Records to process START

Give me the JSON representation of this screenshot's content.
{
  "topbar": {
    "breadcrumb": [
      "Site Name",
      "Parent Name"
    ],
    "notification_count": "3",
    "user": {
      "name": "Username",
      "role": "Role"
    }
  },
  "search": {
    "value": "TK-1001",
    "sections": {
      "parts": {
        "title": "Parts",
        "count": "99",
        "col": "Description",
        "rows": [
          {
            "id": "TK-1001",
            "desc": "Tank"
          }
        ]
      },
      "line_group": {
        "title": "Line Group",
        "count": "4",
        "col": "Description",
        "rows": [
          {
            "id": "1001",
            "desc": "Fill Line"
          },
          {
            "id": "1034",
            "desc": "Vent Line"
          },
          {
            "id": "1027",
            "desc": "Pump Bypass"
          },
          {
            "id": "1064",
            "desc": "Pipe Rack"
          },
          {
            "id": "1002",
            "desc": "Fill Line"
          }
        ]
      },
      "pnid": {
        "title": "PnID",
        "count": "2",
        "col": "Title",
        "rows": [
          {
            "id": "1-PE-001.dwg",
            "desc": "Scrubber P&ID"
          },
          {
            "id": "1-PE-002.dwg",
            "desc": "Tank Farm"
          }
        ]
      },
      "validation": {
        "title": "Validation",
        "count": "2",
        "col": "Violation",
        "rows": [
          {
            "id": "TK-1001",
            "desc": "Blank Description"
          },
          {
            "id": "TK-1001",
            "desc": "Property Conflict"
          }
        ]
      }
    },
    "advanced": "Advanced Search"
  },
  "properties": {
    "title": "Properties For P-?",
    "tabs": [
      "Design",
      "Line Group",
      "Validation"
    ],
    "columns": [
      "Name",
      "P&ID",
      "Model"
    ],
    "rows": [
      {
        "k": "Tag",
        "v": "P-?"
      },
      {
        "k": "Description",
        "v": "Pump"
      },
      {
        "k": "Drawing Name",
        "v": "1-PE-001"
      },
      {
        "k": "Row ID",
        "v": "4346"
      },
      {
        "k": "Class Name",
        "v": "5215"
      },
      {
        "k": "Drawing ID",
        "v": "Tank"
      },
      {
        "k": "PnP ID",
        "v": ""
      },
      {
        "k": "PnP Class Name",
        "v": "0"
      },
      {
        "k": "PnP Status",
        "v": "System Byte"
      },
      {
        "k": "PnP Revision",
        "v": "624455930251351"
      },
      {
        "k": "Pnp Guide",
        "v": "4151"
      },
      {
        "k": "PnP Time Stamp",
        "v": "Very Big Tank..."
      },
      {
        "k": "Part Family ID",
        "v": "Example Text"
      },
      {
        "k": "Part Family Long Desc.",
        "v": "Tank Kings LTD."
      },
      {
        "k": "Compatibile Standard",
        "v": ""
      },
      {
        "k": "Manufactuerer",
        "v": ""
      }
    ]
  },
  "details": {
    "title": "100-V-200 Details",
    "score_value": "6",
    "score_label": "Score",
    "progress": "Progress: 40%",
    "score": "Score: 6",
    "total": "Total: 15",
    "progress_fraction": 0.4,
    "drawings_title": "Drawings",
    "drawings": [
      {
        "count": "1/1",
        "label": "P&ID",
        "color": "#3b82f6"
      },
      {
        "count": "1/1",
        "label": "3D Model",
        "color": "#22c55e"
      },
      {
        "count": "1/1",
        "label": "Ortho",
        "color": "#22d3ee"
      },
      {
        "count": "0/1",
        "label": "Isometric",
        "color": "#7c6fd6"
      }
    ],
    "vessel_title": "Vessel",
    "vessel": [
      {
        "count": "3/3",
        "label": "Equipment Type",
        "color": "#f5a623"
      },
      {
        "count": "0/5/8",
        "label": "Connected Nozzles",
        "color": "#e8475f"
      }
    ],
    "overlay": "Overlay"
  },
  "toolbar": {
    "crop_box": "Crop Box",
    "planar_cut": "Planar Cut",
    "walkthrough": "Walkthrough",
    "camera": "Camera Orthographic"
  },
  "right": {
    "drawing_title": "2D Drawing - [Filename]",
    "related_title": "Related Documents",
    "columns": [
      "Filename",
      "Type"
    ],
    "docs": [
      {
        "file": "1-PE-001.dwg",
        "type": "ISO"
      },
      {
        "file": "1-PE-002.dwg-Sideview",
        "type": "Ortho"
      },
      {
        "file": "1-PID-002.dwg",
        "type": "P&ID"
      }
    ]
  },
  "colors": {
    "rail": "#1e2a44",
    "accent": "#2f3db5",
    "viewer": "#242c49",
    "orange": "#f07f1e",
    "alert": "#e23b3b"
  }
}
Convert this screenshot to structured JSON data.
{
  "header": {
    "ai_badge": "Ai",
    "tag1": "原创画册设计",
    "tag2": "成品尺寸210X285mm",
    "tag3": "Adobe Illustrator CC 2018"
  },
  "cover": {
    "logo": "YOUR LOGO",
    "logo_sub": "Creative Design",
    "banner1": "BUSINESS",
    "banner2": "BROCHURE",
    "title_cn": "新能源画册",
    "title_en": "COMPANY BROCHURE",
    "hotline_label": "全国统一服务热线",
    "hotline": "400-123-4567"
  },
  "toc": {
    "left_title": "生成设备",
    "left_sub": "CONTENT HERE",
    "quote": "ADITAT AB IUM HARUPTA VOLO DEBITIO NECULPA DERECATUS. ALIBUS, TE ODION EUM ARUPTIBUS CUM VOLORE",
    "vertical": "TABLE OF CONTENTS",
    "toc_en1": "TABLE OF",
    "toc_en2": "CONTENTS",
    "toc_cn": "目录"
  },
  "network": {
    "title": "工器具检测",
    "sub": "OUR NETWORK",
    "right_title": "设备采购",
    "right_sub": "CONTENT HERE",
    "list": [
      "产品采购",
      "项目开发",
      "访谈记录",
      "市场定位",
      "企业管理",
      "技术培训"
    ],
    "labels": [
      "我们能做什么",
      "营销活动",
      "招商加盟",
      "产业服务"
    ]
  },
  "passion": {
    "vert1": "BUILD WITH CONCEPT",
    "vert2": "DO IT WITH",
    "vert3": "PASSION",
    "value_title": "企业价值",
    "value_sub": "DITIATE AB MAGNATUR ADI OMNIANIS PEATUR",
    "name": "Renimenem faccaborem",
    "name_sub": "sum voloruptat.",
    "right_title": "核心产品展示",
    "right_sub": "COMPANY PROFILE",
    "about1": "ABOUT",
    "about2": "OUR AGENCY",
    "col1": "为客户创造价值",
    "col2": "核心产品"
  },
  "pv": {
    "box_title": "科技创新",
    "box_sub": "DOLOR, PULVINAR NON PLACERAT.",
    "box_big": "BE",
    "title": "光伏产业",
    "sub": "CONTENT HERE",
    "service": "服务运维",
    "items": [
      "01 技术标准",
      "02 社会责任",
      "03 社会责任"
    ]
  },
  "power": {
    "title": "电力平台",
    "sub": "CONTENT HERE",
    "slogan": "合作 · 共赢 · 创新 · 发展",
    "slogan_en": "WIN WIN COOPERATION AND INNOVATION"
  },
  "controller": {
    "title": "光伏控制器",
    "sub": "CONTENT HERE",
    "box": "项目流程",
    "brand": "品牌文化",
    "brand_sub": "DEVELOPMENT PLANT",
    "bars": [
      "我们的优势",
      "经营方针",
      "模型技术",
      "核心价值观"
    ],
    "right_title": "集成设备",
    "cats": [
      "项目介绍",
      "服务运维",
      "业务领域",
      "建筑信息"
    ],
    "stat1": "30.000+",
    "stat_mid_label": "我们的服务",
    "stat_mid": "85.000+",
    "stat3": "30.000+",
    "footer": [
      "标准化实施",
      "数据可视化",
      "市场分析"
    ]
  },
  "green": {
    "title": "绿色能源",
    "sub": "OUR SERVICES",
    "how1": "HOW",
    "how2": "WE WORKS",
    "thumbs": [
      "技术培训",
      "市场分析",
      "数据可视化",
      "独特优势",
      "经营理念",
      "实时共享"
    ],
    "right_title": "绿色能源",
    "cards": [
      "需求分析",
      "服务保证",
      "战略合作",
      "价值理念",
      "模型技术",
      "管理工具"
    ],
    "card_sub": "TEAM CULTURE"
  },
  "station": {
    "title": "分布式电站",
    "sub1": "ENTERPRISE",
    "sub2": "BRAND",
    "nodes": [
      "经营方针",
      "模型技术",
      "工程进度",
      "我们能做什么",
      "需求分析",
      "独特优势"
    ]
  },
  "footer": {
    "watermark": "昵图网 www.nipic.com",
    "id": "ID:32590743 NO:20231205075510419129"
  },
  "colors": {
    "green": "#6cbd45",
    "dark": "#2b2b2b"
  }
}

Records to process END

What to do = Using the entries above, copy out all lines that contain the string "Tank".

Output below =
            "desc": "Tank"
            "desc": "Tank Farm"
        "v": "Tank"
        "v": "Very Big Tank..."
        "v": "Tank Kings LTD."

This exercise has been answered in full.